I’m the second child and second daughter of a large family, born and raised in the Second City (Chicago). I attended a small parochial school named for a second-string Irish saint (Saint Ailbee). Because my last name began with a “w,” I sat in the second to the last seat in almost every class (to the constant consternation of Markus Wieloczienski who sat behind me). Eventually, though, my life took an upgrade and I experienced some firsts: winner in my class in a bicycle safety contest (I was the only person in my age group who competed), and first place for prose in my college’s literary magazine.
Now, I discover, I moved to a second county.
Recently, the Robert Wood Johnson Foundation, an organization dedicated to health and healthcare, released statistics ranking Massachusetts counties by their health outcomes. RWJF, as they like to initial themselves, boasts on their website that they are “the nation’s largest health-focused philanthropy.” Which is odd. I always thought philanthropy was something you did, not were. Of course they get to be number one in their field. It’s easy enough to rank innocent, hard-working counties when you’re sitting at the top of your own stack.
You’ve probably guessed by now, we – Dukes County – didn’t win. We have, in bookies’ parlance, “placed.” Number two of fourteen.
‘Twas not always such. According to RWJF’s statistics from previous surveys, we rose to the top twice in the last five years. In 2010 and 2011, we ran second to Nantucket County (aka “The Dark Side”). In 2012 and 2013 we beat Nantucket for the number one spot. You may have seen the parade.
This year, Middlesex County (whose very name should denote mediocrity) sneaked up and landed the top spot.
“What does all this mean?” you ask.
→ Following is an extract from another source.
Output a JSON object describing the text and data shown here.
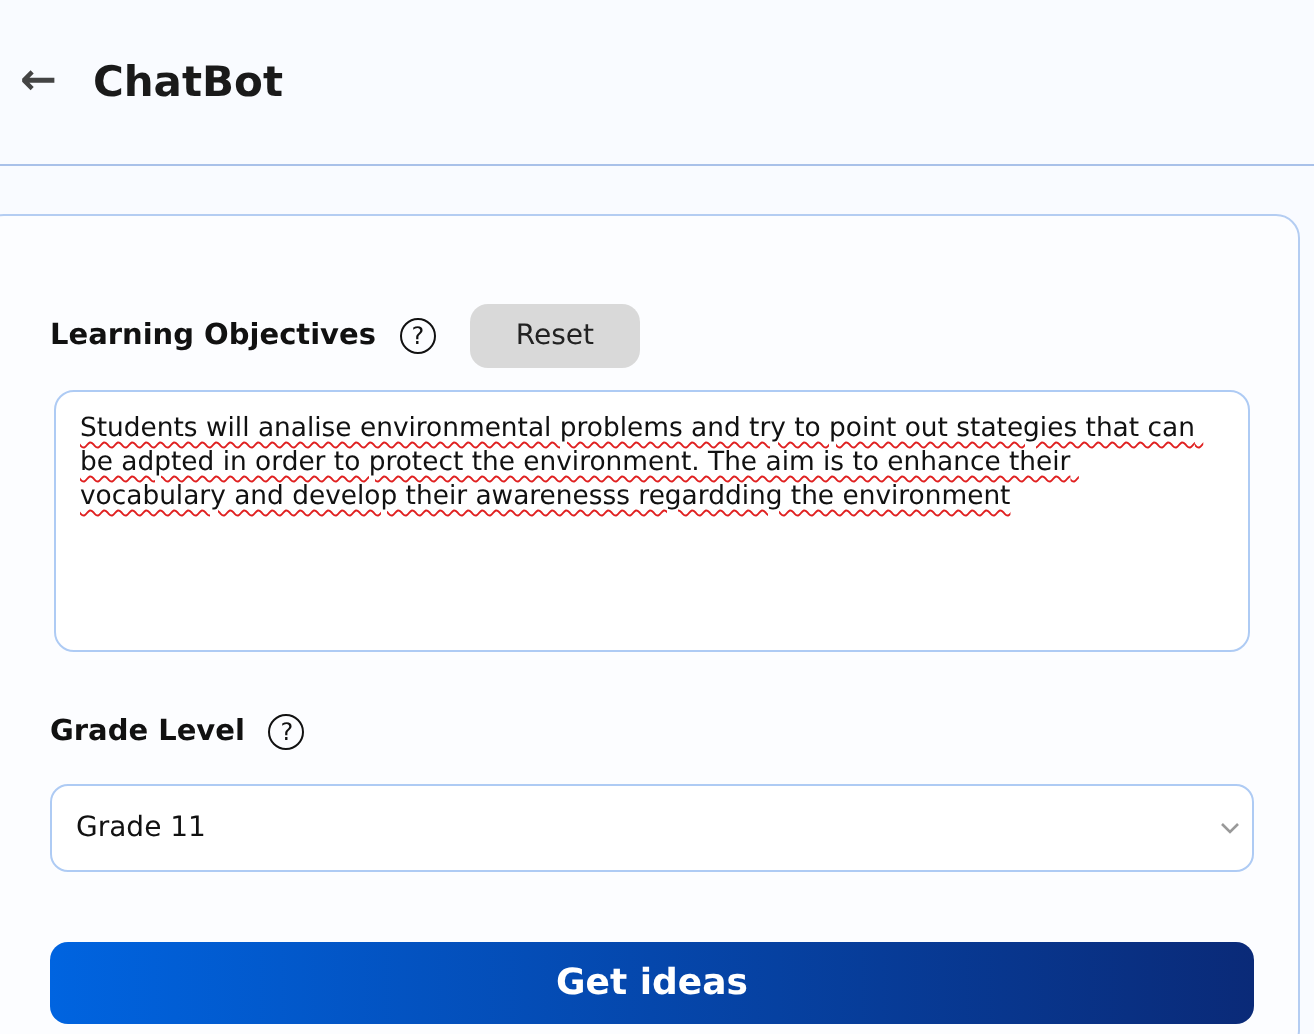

Beats me. The categories are a bit confusing. For example, “Premature death.” We aced that one, but they don’t state if it’s because we had the most or the least. Besides, premature death? Don’t you just go when you go? How often do you hear someone say at a funeral, “Poor guy, he had at least four years left.”
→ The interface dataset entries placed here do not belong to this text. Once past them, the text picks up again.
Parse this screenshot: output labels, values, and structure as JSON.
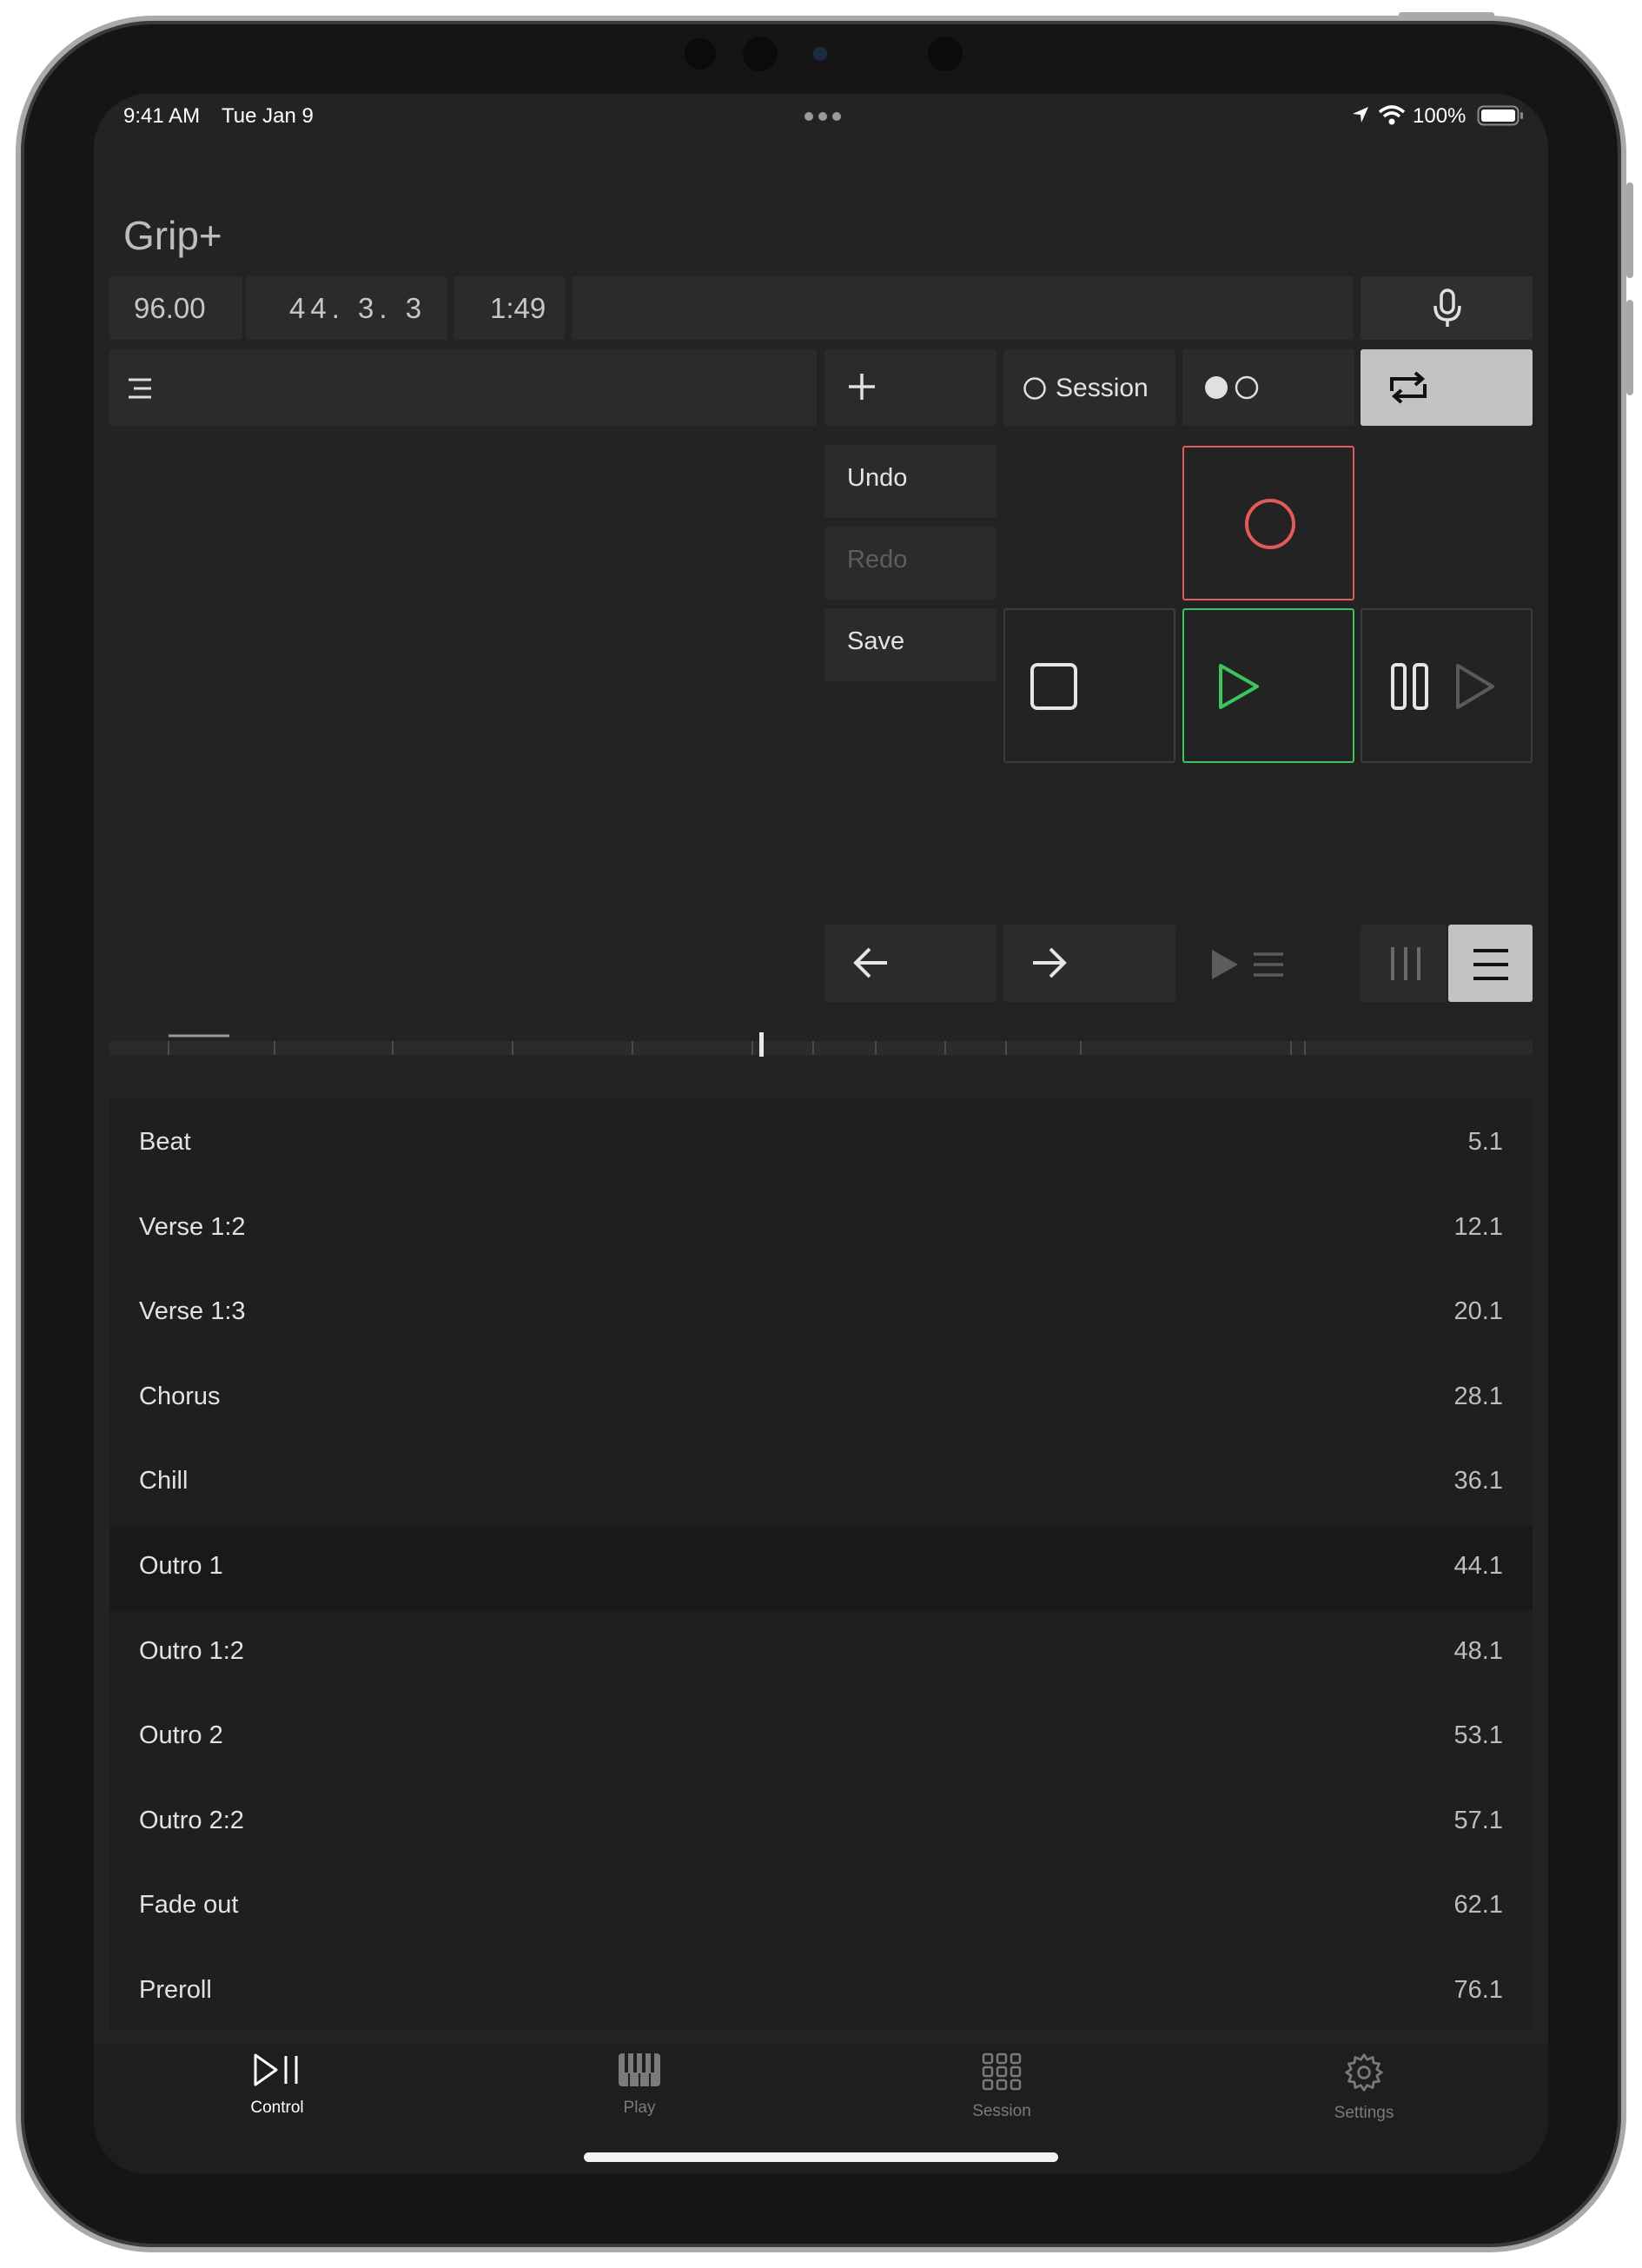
{
  "status_bar": {
    "time": "9:41 AM",
    "date": "Tue Jan 9",
    "battery": "100%"
  },
  "app": {
    "title": "Grip+"
  },
  "transport_readout": {
    "tempo": "96.00",
    "position": "44. 3. 3",
    "time": "1:49"
  },
  "toolbar": {
    "session_label": "Session"
  },
  "edit_menu": {
    "undo": "Undo",
    "redo": "Redo",
    "save": "Save"
  },
  "markers": [
    {
      "name": "Beat",
      "pos": "5.1"
    },
    {
      "name": "Verse 1:2",
      "pos": "12.1"
    },
    {
      "name": "Verse 1:3",
      "pos": "20.1"
    },
    {
      "name": "Chorus",
      "pos": "28.1"
    },
    {
      "name": "Chill",
      "pos": "36.1"
    },
    {
      "name": "Outro 1",
      "pos": "44.1",
      "selected": true
    },
    {
      "name": "Outro 1:2",
      "pos": "48.1"
    },
    {
      "name": "Outro 2",
      "pos": "53.1"
    },
    {
      "name": "Outro 2:2",
      "pos": "57.1"
    },
    {
      "name": "Fade out",
      "pos": "62.1"
    },
    {
      "name": "Preroll",
      "pos": "76.1"
    }
  ],
  "tabs": [
    {
      "label": "Control",
      "active": true
    },
    {
      "label": "Play"
    },
    {
      "label": "Session"
    },
    {
      "label": "Settings"
    }
  ],
  "colors": {
    "record": "#e35a5a",
    "play": "#3cc55c",
    "active_toggle": "#c3c3c3"
  }
}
We ranked number five in Quality of Life (come on!) and Health Behaviors. Under the latter, we did pretty well until you get to “Excessive drinking” and “Alcohol-impaired driving deaths.” My guess is that the non-Martha’s Vineyard parts of Duke’s County are responsible for our downfall there. The Island has more 12-step programs than there are peas on Cronig’s salad bar, so how could we have that kind of problem here? Besides, the guy who ran his car into the Net Result last week won’t be tallied until the next count, so I think it’s that crowd on the Elizabeth Islands that’s messing up our curve.
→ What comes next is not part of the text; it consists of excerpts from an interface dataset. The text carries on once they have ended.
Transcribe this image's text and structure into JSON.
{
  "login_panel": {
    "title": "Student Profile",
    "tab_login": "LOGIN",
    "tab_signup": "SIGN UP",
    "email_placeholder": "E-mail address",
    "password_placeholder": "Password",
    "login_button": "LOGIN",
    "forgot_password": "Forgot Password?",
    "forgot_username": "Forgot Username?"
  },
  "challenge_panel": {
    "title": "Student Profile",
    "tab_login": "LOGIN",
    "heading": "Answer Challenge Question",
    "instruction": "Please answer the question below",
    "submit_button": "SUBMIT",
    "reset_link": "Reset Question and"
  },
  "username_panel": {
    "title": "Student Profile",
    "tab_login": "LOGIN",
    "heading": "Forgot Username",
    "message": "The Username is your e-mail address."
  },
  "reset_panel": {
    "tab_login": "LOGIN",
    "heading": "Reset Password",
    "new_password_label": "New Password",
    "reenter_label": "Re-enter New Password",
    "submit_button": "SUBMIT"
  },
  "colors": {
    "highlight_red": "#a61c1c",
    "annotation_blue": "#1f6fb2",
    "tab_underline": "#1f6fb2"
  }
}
By the way, Dukes is below the national average for teen births. Way to go, MVRHS!
We came in second in “Physical Environment.” We was robbed. But, again, the categories are kind of goofy. “Air pollution” and “Drinking water violations” make sense, but “Driving alone to work?” “Long commute?” Do they know where we live? There’s no such thing as a long commute. And our work schedules in the summer? Car-pooling is pretty much right off the table. Again, I think it’s those mainland-working stiffs on the Elizabeths. An over-water ride to the office is bound to mess up the stats.
Maybe I’m reading this wrong. Statistics are like a landed fish to me. They flop around in my head then flip right out again. I barely passed remedial arithmetic, so I’m not likely to understand them, much less explain them. But hear this: I think they’re wrong. Being a one-plus-year rinseashore (I’m on my second washashore cycle), I know my Island – and no MIDDLEsex County is healthier than we are. So, the only real explanation is that those folks on the Elizabeths have skewed the figures and that’s why we’re number two healthwise. They’re a sickly bunch of folks over there. All ten of them.